Ash: There’s an alternate skin for the One Bang (our sniper-style gun made out of a telephone, telescope, and cassette player that fires crayons) with a T-Rex head mounted on the front. Visually, that’s got to be my favorite! But I have terrible aim when it comes to shooters, so when I’m playing, I tend to switch out for more splash-damage style weapons.
Lucy: My favorite weapon is the Sk8rboi, which was named after a certain popular 2000’s song. It’s a skateboard that fires golf balls like a machine gun.
Dan: Jelly Boom Boom because of the name. 🙂
PCI: Will there ever be the possibility of classic-style “find the key” FPS levels, or other styles of play, possibly as DLC?
WBS: We love the idea of bringing in different game modes to Stuffed. As we are very community-driven, we would want our audience to help with designing the game as we go forward. As we move forward from early access to a full release we definitely want to focus on new modes, especially more competitive or PvP-focused modes.
PCI: What real-life toys would the dev team least want to fight?
Ash: It’s got to be a Furby – have you seen one of those without the fur?? They’re terrifying!! And there’s something really off-putting about their eyes.
Matt: I agree with Ash, Furbies used to freak me out as a child.
Lucy: Ash, I see your Furby and raise you Long Furby (don’t Google it unless you want nightmares)
Dan: If the toys were life-size, then it would have to be Megatron. I can fight any regular-sized toy.

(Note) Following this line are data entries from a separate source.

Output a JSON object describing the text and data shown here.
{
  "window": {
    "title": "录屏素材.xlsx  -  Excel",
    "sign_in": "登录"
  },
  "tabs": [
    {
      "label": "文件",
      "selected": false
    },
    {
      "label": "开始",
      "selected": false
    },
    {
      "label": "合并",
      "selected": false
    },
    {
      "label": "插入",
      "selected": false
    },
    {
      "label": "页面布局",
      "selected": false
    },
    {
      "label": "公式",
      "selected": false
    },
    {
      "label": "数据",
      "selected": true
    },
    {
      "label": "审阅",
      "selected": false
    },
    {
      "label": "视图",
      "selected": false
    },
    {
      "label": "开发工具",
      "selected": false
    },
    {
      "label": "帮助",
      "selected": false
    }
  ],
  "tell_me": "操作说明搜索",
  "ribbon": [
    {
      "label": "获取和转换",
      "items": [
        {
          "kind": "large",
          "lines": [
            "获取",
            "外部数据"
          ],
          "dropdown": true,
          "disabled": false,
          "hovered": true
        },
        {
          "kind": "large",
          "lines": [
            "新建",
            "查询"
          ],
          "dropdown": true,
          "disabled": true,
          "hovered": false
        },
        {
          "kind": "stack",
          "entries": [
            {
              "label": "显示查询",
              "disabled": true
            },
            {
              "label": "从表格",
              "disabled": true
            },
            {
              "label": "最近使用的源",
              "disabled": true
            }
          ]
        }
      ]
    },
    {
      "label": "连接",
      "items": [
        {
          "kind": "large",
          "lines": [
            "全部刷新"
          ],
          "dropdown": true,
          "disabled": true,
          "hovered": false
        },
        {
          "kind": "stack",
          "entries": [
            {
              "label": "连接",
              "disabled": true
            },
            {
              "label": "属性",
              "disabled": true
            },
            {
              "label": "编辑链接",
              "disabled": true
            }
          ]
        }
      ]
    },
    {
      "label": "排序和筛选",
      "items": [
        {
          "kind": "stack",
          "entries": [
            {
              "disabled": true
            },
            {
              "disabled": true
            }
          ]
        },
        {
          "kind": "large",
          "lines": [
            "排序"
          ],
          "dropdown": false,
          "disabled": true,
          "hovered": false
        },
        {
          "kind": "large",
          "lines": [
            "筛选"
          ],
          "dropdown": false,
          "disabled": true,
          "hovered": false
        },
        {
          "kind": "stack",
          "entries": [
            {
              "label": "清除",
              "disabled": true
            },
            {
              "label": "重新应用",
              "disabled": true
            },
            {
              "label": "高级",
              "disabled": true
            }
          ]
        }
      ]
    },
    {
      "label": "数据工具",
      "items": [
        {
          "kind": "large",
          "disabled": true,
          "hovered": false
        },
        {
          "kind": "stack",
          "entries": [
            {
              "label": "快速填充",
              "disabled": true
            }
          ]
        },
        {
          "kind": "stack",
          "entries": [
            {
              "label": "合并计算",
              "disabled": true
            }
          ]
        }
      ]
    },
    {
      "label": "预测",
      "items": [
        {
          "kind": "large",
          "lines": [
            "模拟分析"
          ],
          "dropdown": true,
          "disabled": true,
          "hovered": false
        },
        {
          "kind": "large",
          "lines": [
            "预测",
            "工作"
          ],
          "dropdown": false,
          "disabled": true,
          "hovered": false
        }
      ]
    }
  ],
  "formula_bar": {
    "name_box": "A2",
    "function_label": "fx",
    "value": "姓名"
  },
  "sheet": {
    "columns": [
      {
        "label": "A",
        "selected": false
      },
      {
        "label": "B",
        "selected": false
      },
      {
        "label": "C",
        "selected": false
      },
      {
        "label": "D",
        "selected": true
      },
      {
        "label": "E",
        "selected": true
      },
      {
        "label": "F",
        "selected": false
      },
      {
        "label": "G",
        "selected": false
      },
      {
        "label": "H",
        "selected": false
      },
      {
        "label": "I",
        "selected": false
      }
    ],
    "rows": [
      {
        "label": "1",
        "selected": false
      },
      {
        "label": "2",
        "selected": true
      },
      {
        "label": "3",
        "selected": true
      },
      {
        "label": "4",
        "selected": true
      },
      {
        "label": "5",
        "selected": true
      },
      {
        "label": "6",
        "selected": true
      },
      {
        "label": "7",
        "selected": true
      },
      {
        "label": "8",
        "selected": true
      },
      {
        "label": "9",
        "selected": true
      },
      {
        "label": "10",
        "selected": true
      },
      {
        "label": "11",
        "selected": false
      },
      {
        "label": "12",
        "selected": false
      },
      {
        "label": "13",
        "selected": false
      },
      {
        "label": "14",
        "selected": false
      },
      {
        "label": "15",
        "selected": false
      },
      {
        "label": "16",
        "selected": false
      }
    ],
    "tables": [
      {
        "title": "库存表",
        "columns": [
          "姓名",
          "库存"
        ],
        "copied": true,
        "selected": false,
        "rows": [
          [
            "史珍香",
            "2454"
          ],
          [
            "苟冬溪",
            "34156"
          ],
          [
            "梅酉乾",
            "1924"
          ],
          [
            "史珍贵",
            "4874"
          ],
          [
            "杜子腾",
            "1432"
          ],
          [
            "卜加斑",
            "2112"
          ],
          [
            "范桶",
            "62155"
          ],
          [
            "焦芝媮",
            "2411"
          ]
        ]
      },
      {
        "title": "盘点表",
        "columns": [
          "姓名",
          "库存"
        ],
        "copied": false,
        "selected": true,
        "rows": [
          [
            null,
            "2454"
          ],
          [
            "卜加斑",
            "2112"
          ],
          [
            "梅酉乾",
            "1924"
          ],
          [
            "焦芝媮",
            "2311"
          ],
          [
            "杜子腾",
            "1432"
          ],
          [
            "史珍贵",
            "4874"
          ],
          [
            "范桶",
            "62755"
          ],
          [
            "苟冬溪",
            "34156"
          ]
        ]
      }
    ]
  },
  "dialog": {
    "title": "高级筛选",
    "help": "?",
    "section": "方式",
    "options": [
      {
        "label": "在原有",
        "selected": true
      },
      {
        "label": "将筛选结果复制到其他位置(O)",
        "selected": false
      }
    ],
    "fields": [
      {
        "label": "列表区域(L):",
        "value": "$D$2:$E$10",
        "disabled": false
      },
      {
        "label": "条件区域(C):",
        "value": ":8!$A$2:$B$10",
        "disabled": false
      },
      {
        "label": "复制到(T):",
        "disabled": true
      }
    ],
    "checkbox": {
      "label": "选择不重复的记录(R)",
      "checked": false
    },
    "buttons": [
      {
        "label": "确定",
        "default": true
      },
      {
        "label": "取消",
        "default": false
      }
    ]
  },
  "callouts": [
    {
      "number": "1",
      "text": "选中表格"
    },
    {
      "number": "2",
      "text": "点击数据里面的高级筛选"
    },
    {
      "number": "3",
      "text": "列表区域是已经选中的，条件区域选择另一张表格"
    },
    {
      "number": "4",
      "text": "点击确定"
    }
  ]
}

We’d like to thank Waving Bear Studio for taking the time to chat with us. I’m very much looking forward to getting my paws on Stuffed when it enters Early Access. Make sure and check back, as we’ll have impressions to share about the game as soon as we’re able.